A U.S. federal appeals court has ruled that Connecticut police cannot claim immunity to quash lawsuits seeking millions of dollars in damages from a botched 2008 raid by a SWAT team that severely injured a homeowner and killed his friend.
The decision by the U.S. 2nd Court of Appeals in New York clears the way for a judge to decide whether five suburban Connecticut police departments violated the constitutional rights of homeowner Ronald Terebesi by using excessive force.
On May 18, 2008, a heavily armed SWAT - or special weapons and tactics - team unit knocked down Terebesi's door, threw stun flash grenades into his Easton home and fatally shot 33-year-old Gonzalo Guizan of Norfolk as the two men watched television.
Guizan, who was visiting the home, died after being shot a half dozen times.

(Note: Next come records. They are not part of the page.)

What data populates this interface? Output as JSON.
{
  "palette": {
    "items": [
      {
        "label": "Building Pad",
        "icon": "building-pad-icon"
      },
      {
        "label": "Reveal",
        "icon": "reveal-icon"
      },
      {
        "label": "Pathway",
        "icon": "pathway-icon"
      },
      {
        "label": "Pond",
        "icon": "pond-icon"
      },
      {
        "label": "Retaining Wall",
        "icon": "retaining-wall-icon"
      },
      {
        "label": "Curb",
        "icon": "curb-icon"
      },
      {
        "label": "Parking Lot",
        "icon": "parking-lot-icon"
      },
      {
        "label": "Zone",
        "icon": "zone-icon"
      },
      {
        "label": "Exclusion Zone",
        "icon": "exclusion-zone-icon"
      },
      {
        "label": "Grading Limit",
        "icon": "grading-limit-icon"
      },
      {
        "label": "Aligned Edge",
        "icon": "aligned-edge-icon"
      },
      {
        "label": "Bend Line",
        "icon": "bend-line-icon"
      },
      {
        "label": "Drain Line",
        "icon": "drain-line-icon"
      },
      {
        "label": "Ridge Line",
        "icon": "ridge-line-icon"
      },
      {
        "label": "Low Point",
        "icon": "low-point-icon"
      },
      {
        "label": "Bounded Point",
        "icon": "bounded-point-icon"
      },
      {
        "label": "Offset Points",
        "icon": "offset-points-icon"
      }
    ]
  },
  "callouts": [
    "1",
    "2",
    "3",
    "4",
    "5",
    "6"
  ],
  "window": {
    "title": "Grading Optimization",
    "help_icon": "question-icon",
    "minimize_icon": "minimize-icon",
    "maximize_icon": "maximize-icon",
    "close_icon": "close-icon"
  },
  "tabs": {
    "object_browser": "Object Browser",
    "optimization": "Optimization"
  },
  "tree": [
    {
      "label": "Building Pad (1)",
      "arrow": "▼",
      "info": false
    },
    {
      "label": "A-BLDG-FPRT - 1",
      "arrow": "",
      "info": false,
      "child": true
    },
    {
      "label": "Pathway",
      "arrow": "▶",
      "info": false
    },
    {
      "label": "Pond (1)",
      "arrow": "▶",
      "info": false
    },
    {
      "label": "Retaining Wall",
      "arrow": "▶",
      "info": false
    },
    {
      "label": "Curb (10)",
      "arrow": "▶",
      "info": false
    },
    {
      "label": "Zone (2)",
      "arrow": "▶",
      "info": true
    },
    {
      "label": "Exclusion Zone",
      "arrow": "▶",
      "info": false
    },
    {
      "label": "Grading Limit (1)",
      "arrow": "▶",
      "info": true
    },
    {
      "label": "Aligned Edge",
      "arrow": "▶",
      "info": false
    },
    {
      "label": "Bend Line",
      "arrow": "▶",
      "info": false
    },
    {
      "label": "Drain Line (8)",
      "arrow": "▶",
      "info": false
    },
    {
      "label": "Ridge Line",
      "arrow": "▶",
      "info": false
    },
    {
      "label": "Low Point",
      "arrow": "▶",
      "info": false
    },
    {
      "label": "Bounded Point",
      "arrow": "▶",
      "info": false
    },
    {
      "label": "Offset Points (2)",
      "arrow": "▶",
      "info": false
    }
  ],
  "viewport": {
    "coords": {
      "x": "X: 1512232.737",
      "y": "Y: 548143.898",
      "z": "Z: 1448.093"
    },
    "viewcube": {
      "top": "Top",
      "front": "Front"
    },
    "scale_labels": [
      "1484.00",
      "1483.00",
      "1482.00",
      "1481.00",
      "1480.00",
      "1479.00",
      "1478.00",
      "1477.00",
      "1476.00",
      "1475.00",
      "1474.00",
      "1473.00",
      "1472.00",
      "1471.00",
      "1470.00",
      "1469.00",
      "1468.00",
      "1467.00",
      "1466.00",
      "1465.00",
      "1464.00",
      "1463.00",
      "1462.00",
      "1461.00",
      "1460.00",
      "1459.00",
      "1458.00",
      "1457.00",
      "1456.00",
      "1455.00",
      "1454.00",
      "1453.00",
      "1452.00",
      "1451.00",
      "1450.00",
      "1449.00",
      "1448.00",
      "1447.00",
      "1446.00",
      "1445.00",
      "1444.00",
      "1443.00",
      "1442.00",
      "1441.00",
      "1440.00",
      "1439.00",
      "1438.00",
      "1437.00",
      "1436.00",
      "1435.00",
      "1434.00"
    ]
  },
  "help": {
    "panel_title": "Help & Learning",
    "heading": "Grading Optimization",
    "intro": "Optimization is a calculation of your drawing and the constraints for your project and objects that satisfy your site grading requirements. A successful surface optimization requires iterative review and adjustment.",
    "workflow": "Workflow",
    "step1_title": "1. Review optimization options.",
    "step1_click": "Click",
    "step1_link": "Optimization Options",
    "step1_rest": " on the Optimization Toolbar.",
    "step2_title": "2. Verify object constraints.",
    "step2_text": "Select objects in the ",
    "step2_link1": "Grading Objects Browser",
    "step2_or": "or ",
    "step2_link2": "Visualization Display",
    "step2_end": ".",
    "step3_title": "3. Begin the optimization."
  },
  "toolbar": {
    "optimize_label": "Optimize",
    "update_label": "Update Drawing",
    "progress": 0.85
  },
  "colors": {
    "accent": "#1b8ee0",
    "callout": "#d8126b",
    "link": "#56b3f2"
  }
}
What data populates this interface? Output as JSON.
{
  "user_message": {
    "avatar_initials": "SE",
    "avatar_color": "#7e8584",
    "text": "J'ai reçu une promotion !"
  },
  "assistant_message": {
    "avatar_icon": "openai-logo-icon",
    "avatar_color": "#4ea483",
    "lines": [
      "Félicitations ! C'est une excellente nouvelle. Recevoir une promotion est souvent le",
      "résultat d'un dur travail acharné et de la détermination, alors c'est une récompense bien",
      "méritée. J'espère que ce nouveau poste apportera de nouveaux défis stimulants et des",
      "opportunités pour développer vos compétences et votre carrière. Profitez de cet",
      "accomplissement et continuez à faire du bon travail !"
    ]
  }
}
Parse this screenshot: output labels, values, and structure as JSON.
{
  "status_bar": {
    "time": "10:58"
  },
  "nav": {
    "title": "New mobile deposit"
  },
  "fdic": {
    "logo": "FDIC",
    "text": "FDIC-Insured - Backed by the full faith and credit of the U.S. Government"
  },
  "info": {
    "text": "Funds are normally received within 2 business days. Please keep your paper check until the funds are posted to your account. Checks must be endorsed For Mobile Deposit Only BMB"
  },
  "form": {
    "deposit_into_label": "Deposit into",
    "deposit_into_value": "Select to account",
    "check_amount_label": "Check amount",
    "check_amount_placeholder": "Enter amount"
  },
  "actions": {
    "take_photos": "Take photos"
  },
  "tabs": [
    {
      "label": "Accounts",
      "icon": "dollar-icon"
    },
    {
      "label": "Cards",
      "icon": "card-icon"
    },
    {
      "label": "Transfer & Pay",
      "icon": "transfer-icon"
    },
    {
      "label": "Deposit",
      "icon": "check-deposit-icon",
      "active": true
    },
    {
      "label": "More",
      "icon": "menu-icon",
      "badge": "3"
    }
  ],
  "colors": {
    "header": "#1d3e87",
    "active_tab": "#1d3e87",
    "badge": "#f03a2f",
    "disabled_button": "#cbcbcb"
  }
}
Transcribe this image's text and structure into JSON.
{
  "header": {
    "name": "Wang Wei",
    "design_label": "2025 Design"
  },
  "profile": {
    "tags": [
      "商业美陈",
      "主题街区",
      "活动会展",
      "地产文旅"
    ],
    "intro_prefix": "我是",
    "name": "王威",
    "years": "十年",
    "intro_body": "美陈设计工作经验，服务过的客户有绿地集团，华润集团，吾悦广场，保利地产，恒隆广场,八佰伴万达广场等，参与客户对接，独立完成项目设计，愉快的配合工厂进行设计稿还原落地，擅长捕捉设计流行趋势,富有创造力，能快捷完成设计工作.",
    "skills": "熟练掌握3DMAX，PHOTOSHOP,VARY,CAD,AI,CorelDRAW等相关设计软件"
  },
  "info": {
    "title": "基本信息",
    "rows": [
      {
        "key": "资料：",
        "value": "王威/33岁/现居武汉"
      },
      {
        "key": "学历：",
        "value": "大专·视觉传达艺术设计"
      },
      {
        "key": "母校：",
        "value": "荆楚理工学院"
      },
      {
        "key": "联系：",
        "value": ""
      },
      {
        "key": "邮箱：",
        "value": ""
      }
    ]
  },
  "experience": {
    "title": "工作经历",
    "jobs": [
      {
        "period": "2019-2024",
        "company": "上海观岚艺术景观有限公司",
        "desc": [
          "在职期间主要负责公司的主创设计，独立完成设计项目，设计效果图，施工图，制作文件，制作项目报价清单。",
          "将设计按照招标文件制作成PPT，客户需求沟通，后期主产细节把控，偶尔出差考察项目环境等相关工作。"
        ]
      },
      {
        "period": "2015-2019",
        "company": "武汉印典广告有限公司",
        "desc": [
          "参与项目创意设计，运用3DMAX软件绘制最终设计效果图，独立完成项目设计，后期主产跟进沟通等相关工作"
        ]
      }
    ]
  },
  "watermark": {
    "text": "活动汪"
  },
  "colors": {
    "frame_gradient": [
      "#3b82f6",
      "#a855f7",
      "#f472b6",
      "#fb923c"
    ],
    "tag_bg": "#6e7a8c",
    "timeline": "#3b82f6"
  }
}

“The court ruling here is going to be relied upon in other courts throughout the country," Gary Mastronardi, a Bridgeport attorney who represents Terebesi, said on Tuesday. "They set up the parameters that define the extent to which qualified immunity can be asserted by police in SWAT cases."
In a 51-page ruling that upholds a lower court decision, the appeals court said the police responded with unnecessary and inappropriate force and under the circumstances, are not protected by "qualified immunity" from the lawsuits.
Well, I don't like this guy so let's break into his house, break his stuff, steal his stuff, pistol whip him, and kill his friend all on the word of "woman [who] was extremely thin, her teeth heavily decayed and her eyes glassy and dilated, according to the police report...[whose] body twitched as she spoke," who "couldn't recall the exact address she had been to, she said it was "Wood" something."